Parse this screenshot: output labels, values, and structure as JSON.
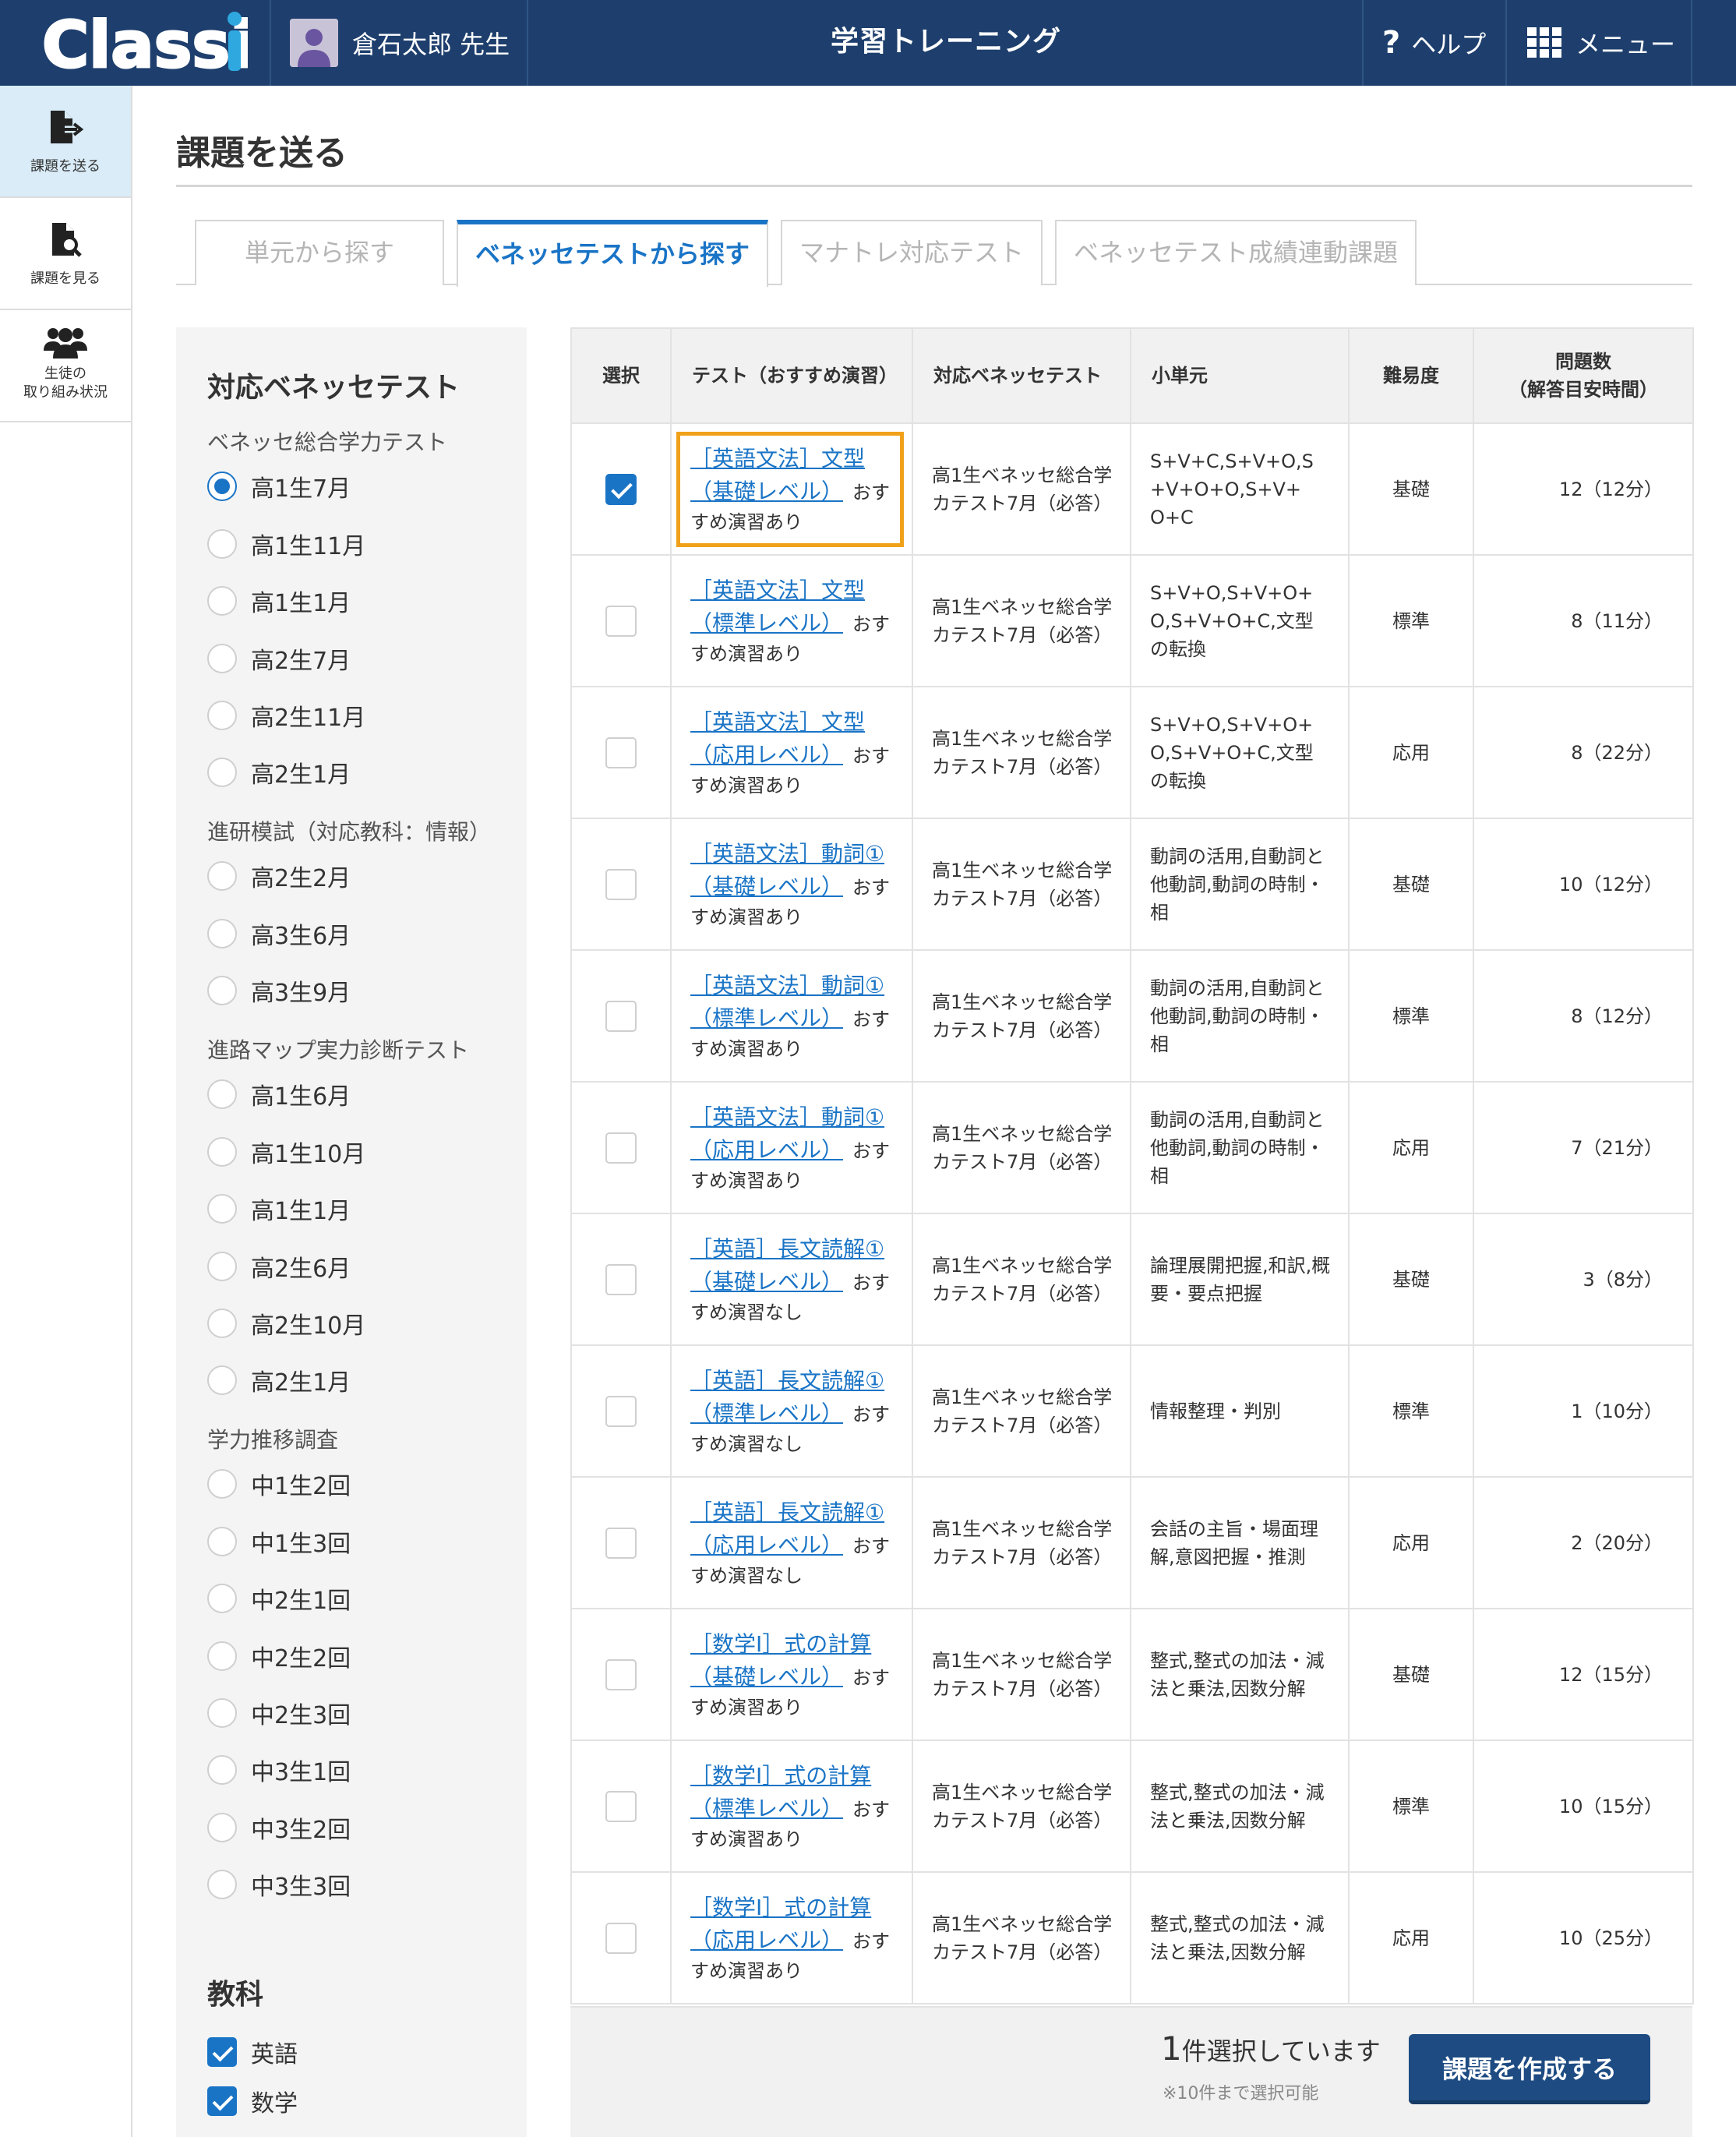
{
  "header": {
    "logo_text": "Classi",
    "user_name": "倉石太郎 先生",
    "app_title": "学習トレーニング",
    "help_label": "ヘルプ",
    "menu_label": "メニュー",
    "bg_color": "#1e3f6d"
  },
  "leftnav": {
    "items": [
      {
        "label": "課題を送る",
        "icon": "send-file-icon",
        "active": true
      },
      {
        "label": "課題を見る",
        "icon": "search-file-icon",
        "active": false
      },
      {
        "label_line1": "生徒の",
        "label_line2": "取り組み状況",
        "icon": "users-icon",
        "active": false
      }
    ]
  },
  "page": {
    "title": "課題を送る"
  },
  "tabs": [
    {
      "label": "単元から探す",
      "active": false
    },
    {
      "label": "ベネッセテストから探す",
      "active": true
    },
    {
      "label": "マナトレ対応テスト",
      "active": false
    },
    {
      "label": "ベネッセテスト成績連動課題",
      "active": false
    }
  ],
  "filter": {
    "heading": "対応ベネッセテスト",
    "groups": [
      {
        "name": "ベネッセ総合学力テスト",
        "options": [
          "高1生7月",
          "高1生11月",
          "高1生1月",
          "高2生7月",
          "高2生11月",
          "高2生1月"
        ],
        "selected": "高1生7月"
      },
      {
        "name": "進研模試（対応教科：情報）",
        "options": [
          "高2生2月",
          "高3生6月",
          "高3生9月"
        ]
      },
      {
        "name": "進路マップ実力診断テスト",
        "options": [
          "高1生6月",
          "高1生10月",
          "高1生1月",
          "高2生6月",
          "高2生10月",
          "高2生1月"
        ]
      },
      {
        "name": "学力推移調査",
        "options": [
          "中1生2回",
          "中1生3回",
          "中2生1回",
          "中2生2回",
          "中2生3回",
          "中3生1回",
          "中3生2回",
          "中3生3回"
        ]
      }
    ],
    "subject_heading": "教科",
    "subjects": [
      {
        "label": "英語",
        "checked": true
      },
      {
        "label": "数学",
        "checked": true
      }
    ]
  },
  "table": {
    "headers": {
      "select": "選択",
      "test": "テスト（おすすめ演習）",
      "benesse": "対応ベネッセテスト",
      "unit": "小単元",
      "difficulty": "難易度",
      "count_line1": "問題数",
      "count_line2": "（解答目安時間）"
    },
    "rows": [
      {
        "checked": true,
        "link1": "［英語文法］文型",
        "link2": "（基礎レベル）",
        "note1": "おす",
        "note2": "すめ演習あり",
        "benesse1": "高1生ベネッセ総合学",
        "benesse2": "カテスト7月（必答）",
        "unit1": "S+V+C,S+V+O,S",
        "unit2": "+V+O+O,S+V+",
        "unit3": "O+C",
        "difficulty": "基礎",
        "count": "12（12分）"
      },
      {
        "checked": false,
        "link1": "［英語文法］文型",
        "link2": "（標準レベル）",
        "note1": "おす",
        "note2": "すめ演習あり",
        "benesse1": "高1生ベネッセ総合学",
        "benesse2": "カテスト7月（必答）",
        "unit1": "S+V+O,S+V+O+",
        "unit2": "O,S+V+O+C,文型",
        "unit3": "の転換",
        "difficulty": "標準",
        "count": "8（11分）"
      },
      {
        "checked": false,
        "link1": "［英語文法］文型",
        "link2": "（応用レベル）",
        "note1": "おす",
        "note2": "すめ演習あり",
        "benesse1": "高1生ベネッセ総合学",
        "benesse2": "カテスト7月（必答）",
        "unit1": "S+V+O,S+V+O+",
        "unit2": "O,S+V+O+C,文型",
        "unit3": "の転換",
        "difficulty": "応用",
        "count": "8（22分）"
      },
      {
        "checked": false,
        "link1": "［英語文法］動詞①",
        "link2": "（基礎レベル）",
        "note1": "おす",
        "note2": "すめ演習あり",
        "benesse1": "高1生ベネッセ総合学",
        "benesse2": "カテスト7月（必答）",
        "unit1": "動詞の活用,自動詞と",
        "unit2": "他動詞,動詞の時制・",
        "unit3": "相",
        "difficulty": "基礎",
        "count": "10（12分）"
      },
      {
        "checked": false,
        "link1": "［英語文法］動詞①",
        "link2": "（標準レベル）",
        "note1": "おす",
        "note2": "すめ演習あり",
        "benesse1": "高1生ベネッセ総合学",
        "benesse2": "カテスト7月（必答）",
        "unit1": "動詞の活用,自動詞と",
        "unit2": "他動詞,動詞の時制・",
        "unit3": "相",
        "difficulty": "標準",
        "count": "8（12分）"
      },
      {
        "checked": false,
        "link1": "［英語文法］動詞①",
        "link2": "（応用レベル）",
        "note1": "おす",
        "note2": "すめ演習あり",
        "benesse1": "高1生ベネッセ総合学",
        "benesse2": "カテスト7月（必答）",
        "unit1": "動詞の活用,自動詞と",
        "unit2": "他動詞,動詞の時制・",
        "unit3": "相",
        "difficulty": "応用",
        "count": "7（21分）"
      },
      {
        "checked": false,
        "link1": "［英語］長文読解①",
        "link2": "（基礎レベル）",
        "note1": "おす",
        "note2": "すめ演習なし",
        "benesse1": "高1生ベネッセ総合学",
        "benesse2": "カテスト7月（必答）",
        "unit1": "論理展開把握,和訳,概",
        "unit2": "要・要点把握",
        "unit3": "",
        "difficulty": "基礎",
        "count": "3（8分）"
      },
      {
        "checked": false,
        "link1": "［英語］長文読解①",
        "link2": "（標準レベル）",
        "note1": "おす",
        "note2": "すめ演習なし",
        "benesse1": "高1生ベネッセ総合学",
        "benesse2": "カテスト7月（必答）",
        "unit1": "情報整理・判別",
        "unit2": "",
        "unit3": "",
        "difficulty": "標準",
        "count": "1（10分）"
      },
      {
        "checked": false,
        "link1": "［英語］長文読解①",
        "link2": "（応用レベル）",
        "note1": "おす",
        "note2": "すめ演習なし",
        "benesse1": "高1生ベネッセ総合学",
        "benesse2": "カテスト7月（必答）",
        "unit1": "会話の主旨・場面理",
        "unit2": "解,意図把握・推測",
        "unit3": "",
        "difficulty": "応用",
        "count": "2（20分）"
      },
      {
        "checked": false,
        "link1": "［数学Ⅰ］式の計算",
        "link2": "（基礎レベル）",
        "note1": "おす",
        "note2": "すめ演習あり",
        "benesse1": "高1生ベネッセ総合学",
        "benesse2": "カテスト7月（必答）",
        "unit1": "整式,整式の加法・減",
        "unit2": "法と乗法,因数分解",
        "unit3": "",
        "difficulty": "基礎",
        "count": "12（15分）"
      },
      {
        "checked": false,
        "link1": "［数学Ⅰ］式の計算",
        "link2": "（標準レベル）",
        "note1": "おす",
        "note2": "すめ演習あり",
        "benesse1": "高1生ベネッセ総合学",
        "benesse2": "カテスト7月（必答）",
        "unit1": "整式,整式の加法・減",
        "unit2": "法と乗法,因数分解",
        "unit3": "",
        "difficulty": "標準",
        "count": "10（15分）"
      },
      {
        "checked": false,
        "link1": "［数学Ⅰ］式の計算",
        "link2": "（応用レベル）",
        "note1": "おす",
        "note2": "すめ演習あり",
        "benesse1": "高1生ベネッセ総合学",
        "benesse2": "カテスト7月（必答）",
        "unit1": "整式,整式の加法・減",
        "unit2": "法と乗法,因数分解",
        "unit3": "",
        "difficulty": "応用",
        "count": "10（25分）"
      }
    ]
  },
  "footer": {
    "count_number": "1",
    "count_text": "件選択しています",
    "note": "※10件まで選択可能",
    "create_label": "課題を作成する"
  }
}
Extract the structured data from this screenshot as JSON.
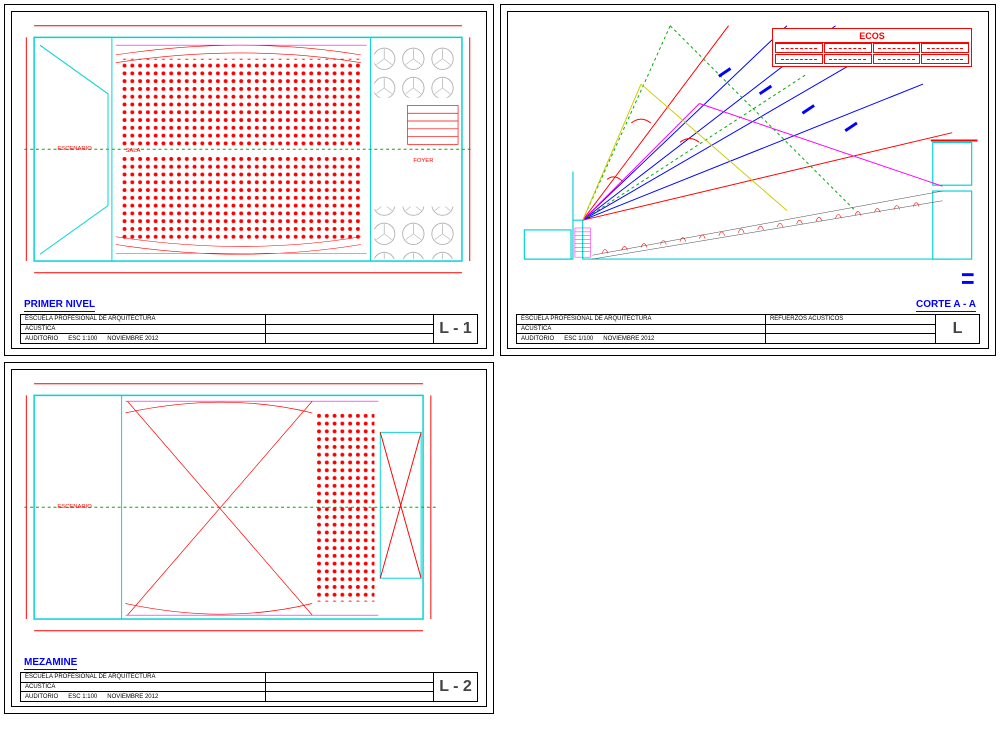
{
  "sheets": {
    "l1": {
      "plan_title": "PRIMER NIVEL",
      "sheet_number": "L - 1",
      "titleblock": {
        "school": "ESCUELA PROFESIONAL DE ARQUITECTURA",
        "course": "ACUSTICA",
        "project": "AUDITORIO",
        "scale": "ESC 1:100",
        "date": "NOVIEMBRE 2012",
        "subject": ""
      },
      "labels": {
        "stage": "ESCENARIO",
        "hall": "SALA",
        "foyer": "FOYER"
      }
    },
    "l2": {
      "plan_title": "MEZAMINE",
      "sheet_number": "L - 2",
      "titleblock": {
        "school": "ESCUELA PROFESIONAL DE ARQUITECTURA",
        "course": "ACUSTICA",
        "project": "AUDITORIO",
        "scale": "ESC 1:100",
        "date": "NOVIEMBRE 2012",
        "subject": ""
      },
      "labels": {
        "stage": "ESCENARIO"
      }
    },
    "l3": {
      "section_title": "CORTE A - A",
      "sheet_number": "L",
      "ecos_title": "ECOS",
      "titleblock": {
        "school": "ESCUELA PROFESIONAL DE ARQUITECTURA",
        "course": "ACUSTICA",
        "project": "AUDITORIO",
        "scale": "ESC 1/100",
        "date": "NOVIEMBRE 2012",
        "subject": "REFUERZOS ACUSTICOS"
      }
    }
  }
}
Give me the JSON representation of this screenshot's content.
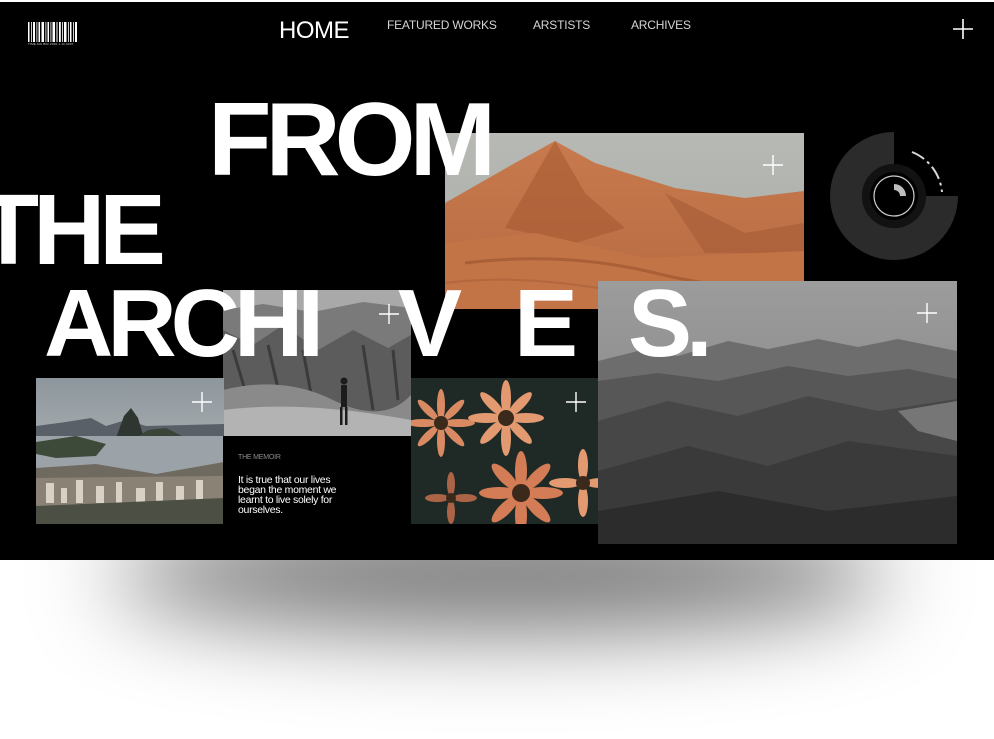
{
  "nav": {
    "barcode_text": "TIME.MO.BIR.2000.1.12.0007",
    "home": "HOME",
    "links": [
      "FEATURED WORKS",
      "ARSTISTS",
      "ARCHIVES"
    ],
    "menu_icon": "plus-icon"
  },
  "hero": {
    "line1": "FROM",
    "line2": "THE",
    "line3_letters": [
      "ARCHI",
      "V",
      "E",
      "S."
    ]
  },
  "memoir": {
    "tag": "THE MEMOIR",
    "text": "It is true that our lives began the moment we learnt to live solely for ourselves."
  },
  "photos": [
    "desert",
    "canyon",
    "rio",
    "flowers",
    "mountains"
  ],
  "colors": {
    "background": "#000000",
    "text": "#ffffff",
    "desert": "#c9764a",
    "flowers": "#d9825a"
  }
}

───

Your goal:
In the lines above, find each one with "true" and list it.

Your response:
        "active": true
      "active": true
        "checked": true
        "checked": true
        "checked": true,
    "text": "It is true that our lives began the moment we learnt to live solely for ourselves."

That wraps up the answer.